____ Data

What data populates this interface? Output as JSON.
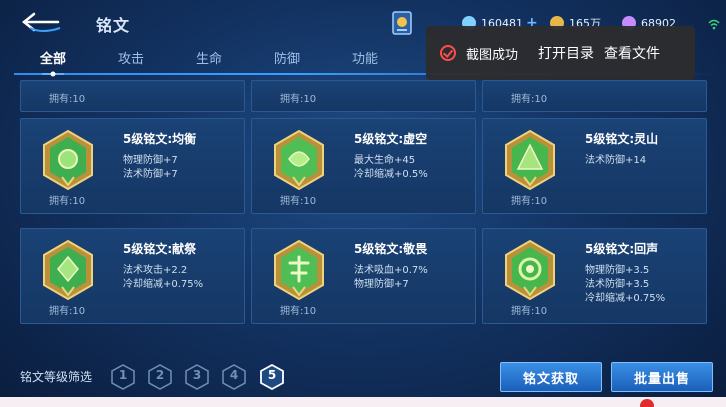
{
  "header": {
    "title": "铭文",
    "currencies": [
      {
        "icon": "gem-icon",
        "value": "160481",
        "has_plus": true,
        "color": "#7fd1ff"
      },
      {
        "icon": "gold-coin-icon",
        "value": "165万",
        "has_plus": false,
        "color": "#e6b84a"
      },
      {
        "icon": "purple-crystal-icon",
        "value": "68902",
        "has_plus": false,
        "color": "#c48cff"
      }
    ]
  },
  "tabs": [
    {
      "label": "全部",
      "active": true
    },
    {
      "label": "攻击",
      "active": false
    },
    {
      "label": "生命",
      "active": false
    },
    {
      "label": "防御",
      "active": false
    },
    {
      "label": "功能",
      "active": false
    }
  ],
  "toast": {
    "message": "截图成功",
    "open_dir": "打开目录",
    "view_file": "查看文件"
  },
  "top_partial_row": [
    {
      "own": "拥有:10"
    },
    {
      "own": "拥有:10"
    },
    {
      "own": "拥有:10"
    }
  ],
  "cards": [
    {
      "name": "5级铭文:均衡",
      "stats": [
        "物理防御+7",
        "法术防御+7"
      ],
      "own": "拥有:10",
      "emblem_color": "#3fae4f"
    },
    {
      "name": "5级铭文:虚空",
      "stats": [
        "最大生命+45",
        "冷却缩减+0.5%"
      ],
      "own": "拥有:10",
      "emblem_color": "#4fbe54"
    },
    {
      "name": "5级铭文:灵山",
      "stats": [
        "法术防御+14"
      ],
      "own": "拥有:10",
      "emblem_color": "#47b64d"
    },
    {
      "name": "5级铭文:献祭",
      "stats": [
        "法术攻击+2.2",
        "冷却缩减+0.75%"
      ],
      "own": "拥有:10",
      "emblem_color": "#3fae4f"
    },
    {
      "name": "5级铭文:敬畏",
      "stats": [
        "法术吸血+0.7%",
        "物理防御+7"
      ],
      "own": "拥有:10",
      "emblem_color": "#4fbe54"
    },
    {
      "name": "5级铭文:回声",
      "stats": [
        "物理防御+3.5",
        "法术防御+3.5",
        "冷却缩减+0.75%"
      ],
      "own": "拥有:10",
      "emblem_color": "#47b64d"
    }
  ],
  "filter": {
    "label": "铭文等级筛选",
    "levels": [
      "1",
      "2",
      "3",
      "4",
      "5"
    ],
    "selected": "5"
  },
  "buttons": {
    "acquire": "铭文获取",
    "bulk_sell": "批量出售"
  }
}
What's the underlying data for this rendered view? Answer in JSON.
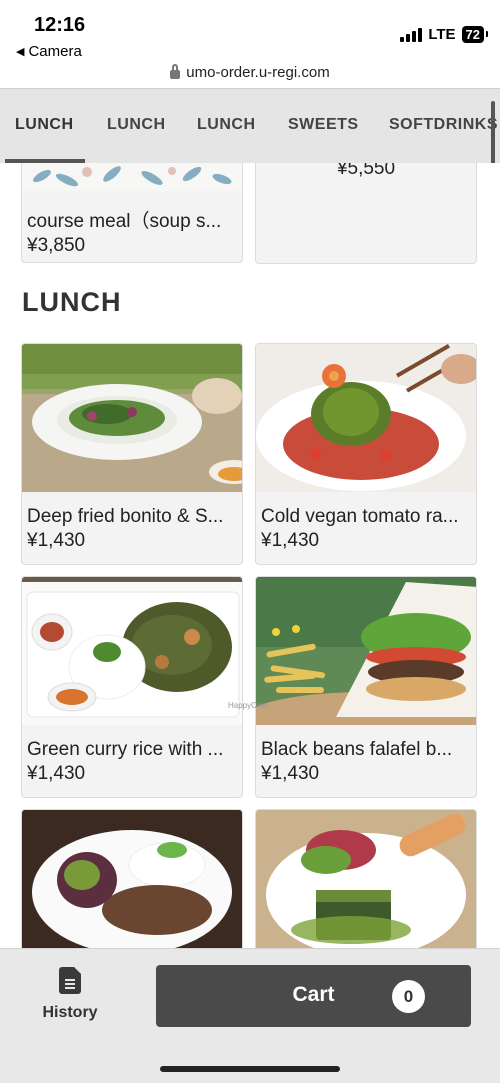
{
  "status_bar": {
    "time": "12:16",
    "back_app": "Camera",
    "network": "LTE",
    "battery": "72"
  },
  "url_bar": {
    "url": "umo-order.u-regi.com"
  },
  "tabs": [
    {
      "label": "LUNCH",
      "active": true
    },
    {
      "label": "LUNCH",
      "active": false
    },
    {
      "label": "LUNCH",
      "active": false
    },
    {
      "label": "SWEETS",
      "active": false
    },
    {
      "label": "SOFTDRINKS",
      "active": false
    }
  ],
  "top_cards": [
    {
      "name": "course meal（soup s...",
      "price": "¥3,850"
    },
    {
      "name": "",
      "price": "¥5,550"
    }
  ],
  "section": {
    "title": "LUNCH"
  },
  "menu_items": [
    {
      "name": "Deep fried bonito & S...",
      "price": "¥1,430"
    },
    {
      "name": "Cold vegan tomato ra...",
      "price": "¥1,430"
    },
    {
      "name": "Green curry rice with ...",
      "price": "¥1,430"
    },
    {
      "name": "Black beans falafel b...",
      "price": "¥1,430"
    }
  ],
  "watermark": "HappyCow",
  "bottom_bar": {
    "history_label": "History",
    "cart_label": "Cart",
    "cart_count": "0"
  }
}
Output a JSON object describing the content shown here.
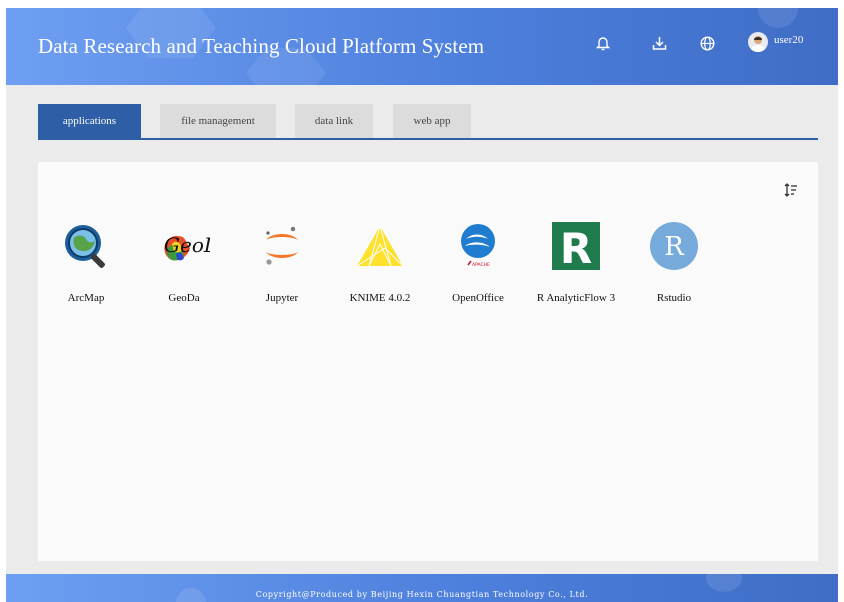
{
  "header": {
    "title": "Data Research and Teaching Cloud Platform System",
    "username": "user20",
    "icons": [
      "bell-icon",
      "download-icon",
      "globe-icon",
      "avatar"
    ]
  },
  "tabs": [
    {
      "label": "applications",
      "active": true
    },
    {
      "label": "file management",
      "active": false
    },
    {
      "label": "data link",
      "active": false
    },
    {
      "label": "web app",
      "active": false
    }
  ],
  "panel": {
    "sort_icon": "sort-icon",
    "apps": [
      {
        "label": "ArcMap",
        "icon": "arcmap-icon"
      },
      {
        "label": "GeoDa",
        "icon": "geoda-icon"
      },
      {
        "label": "Jupyter",
        "icon": "jupyter-icon"
      },
      {
        "label": "KNIME 4.0.2",
        "icon": "knime-icon"
      },
      {
        "label": "OpenOffice",
        "icon": "openoffice-icon"
      },
      {
        "label": "R AnalyticFlow 3",
        "icon": "r-analyticflow-icon"
      },
      {
        "label": "Rstudio",
        "icon": "rstudio-icon"
      }
    ]
  },
  "footer": {
    "copyright": "Copyright@Produced by Beijing Hexin Chuangtian Technology Co., Ltd."
  },
  "colors": {
    "header_start": "#6f9ff2",
    "header_end": "#3f6dc6",
    "tab_active": "#2e5ea6",
    "tab_inactive": "#dcdcdc",
    "page_bg": "#ebebeb",
    "panel_bg": "#fafafa"
  }
}
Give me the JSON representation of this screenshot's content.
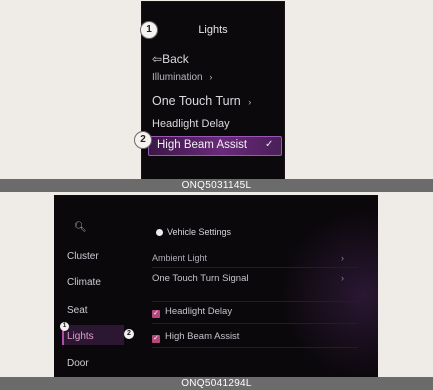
{
  "panel1": {
    "markers": [
      "1",
      "2"
    ],
    "title": "Lights",
    "items": {
      "back": "Back",
      "illumination": "Illumination",
      "one_touch": "One Touch Turn",
      "headlight_delay": "Headlight Delay",
      "high_beam_assist": "High Beam Assist"
    },
    "caption": "ONQ5031145L"
  },
  "panel2": {
    "sidebar": {
      "items": [
        "Cluster",
        "Climate",
        "Seat",
        "Lights",
        "Door"
      ],
      "selected": "Lights",
      "marker": "1"
    },
    "main": {
      "header": "Vehicle Settings",
      "rows": {
        "ambient": "Ambient Light",
        "one_touch": "One Touch Turn Signal",
        "headlight_delay": "Headlight Delay",
        "high_beam_assist": "High Beam Assist"
      },
      "marker": "2"
    },
    "caption": "ONQ5041294L"
  },
  "colors": {
    "screen_bg": "#0c090c",
    "highlight": "#6a2a7a",
    "accent": "#b3487a",
    "caption_bg": "#6b6b6b"
  }
}
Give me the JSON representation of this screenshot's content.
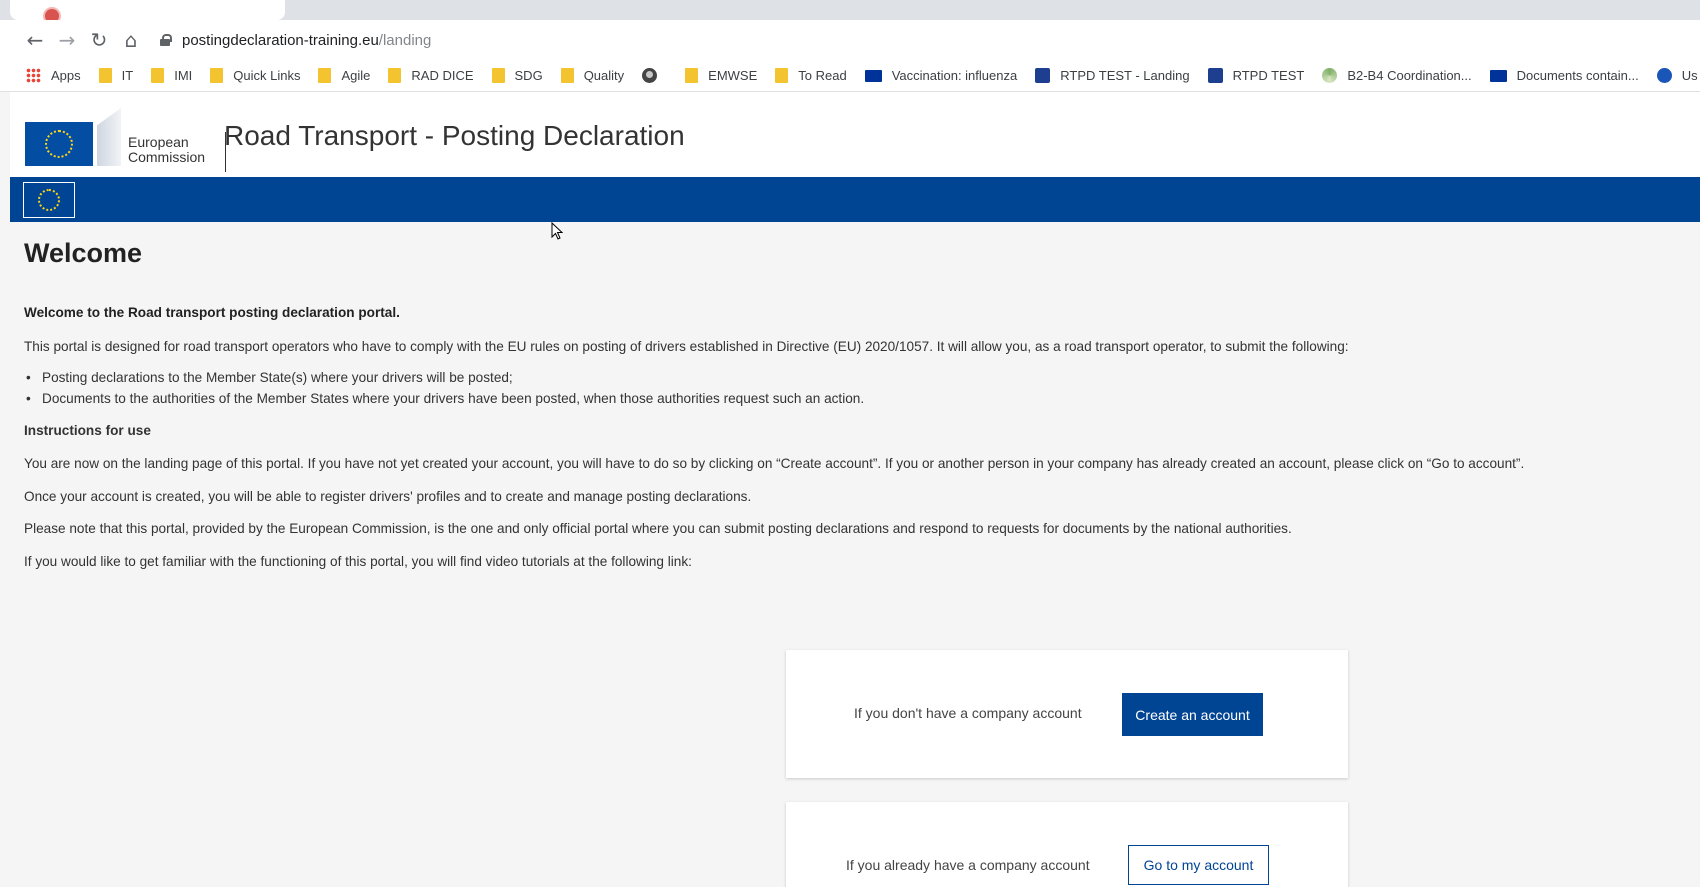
{
  "browser": {
    "url_host": "postingdeclaration-training.eu",
    "url_path": "/landing",
    "bookmarks": [
      {
        "label": "Apps",
        "icon": "apps-grid-icon"
      },
      {
        "label": "IT",
        "icon": "folder-icon"
      },
      {
        "label": "IMI",
        "icon": "folder-icon"
      },
      {
        "label": "Quick Links",
        "icon": "folder-icon"
      },
      {
        "label": "Agile",
        "icon": "folder-icon"
      },
      {
        "label": "RAD DICE",
        "icon": "folder-icon"
      },
      {
        "label": "SDG",
        "icon": "folder-icon"
      },
      {
        "label": "Quality",
        "icon": "folder-icon"
      },
      {
        "label": "",
        "icon": "globe-icon"
      },
      {
        "label": "EMWSE",
        "icon": "folder-icon"
      },
      {
        "label": "To Read",
        "icon": "folder-icon"
      },
      {
        "label": "Vaccination: influenza",
        "icon": "eu-flag-icon"
      },
      {
        "label": "RTPD TEST - Landing",
        "icon": "rtpd-icon"
      },
      {
        "label": "RTPD TEST",
        "icon": "rtpd-icon"
      },
      {
        "label": "B2-B4 Coordination...",
        "icon": "coordination-icon"
      },
      {
        "label": "Documents contain...",
        "icon": "eu-flag-icon"
      },
      {
        "label": "Us",
        "icon": "user-icon"
      }
    ]
  },
  "header": {
    "logo_line1": "European",
    "logo_line2": "Commission",
    "title": "Road Transport - Posting Declaration"
  },
  "main": {
    "title": "Welcome",
    "intro_bold": "Welcome to the Road transport posting declaration portal.",
    "intro": "This portal is designed for road transport operators who have to comply with the EU rules on posting of drivers established in Directive (EU) 2020/1057. It will allow you, as a road transport operator, to submit the following:",
    "bullets": [
      "Posting declarations to the Member State(s) where your drivers will be posted;",
      "Documents to the authorities of the Member States where your drivers have been posted, when those authorities request such an action."
    ],
    "instructions_heading": "Instructions for use",
    "instructions": [
      "You are now on the landing page of this portal. If you have not yet created your account, you will have to do so by clicking on “Create account”. If you or another person in your company has already created an account, please click on “Go to account”.",
      "Once your account is created, you will be able to register drivers' profiles and to create and manage posting declarations.",
      "Please note that this portal, provided by the European Commission, is the one and only official portal where you can submit posting declarations and respond to requests for documents by the national authorities.",
      "If you would like to get familiar with the functioning of this portal, you will find video tutorials at the following link:"
    ]
  },
  "cards": {
    "create": {
      "text": "If you don't have a company account",
      "button": "Create an account"
    },
    "login": {
      "text": "If you already have a company account",
      "button": "Go to my account"
    }
  },
  "colors": {
    "brand_blue": "#004494",
    "eu_flag": "#034ea2",
    "eu_star": "#ffd617"
  }
}
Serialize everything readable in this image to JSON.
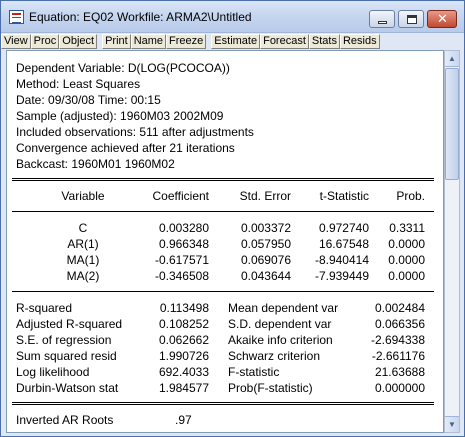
{
  "window": {
    "title": "Equation: EQ02   Workfile: ARMA2\\Untitled",
    "icon": "eviews-equation-icon"
  },
  "toolbar": {
    "buttons": [
      "View",
      "Proc",
      "Object",
      "Print",
      "Name",
      "Freeze",
      "Estimate",
      "Forecast",
      "Stats",
      "Resids"
    ]
  },
  "header": {
    "dependent": "Dependent Variable: D(LOG(PCOCOA))",
    "method": "Method: Least Squares",
    "date": "Date: 09/30/08   Time: 00:15",
    "sample": "Sample (adjusted): 1960M03 2002M09",
    "observations": "Included observations: 511 after adjustments",
    "convergence": "Convergence achieved after 21 iterations",
    "backcast": "Backcast: 1960M01 1960M02"
  },
  "coef_table": {
    "columns": [
      "Variable",
      "Coefficient",
      "Std. Error",
      "t-Statistic",
      "Prob."
    ],
    "rows": [
      [
        "C",
        "0.003280",
        "0.003372",
        "0.972740",
        "0.3311"
      ],
      [
        "AR(1)",
        "0.966348",
        "0.057950",
        "16.67548",
        "0.0000"
      ],
      [
        "MA(1)",
        "-0.617571",
        "0.069076",
        "-8.940414",
        "0.0000"
      ],
      [
        "MA(2)",
        "-0.346508",
        "0.043644",
        "-7.939449",
        "0.0000"
      ]
    ]
  },
  "stats": {
    "rows": [
      [
        "R-squared",
        "0.113498",
        "Mean dependent var",
        "0.002484"
      ],
      [
        "Adjusted R-squared",
        "0.108252",
        "S.D. dependent var",
        "0.066356"
      ],
      [
        "S.E. of regression",
        "0.062662",
        "Akaike info criterion",
        "-2.694338"
      ],
      [
        "Sum squared resid",
        "1.990726",
        "Schwarz criterion",
        "-2.661176"
      ],
      [
        "Log likelihood",
        "692.4033",
        "F-statistic",
        "21.63688"
      ],
      [
        "Durbin-Watson stat",
        "1.984577",
        "Prob(F-statistic)",
        "0.000000"
      ]
    ]
  },
  "roots": {
    "label": "Inverted AR Roots",
    "value": ".97"
  }
}
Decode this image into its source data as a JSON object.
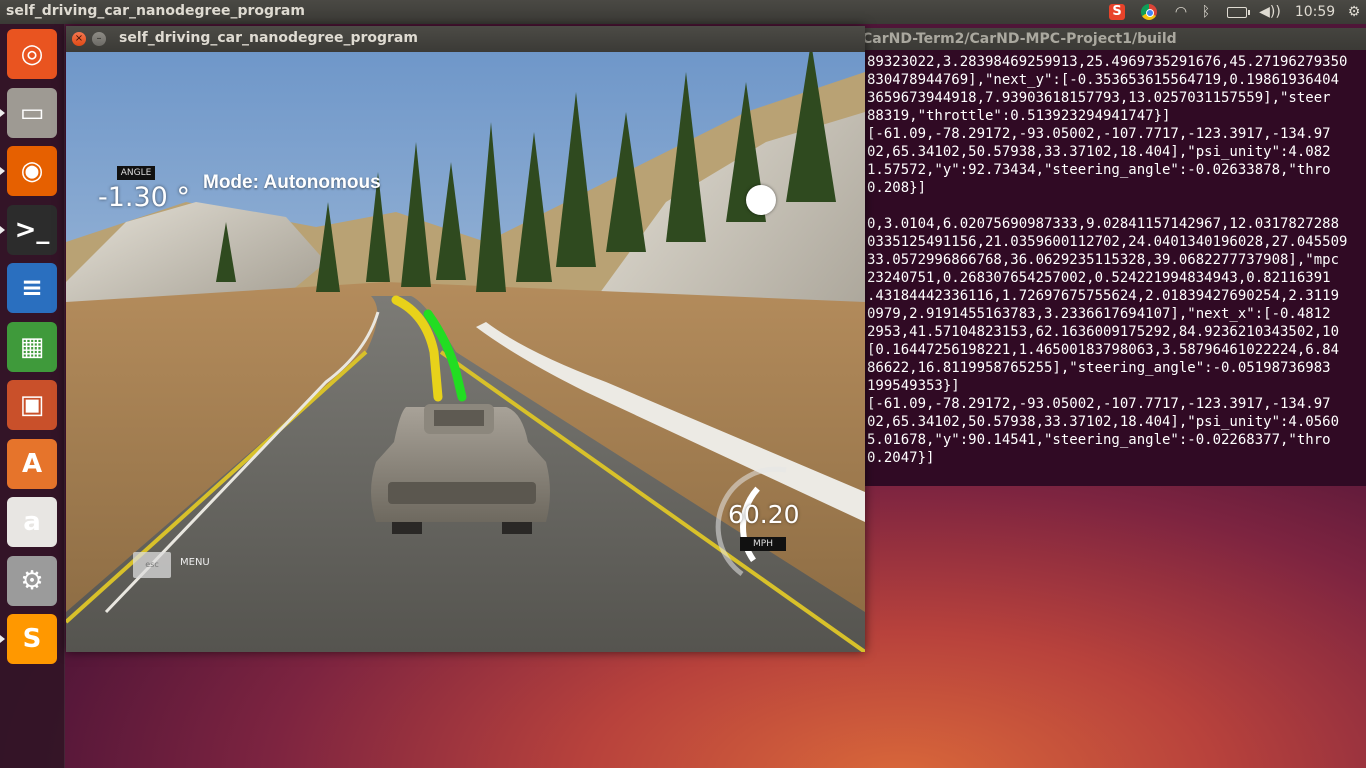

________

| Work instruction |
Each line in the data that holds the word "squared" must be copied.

| Task answer |
        "R-squared",
        "Adjusted R-squared",
        "Sum squared resid",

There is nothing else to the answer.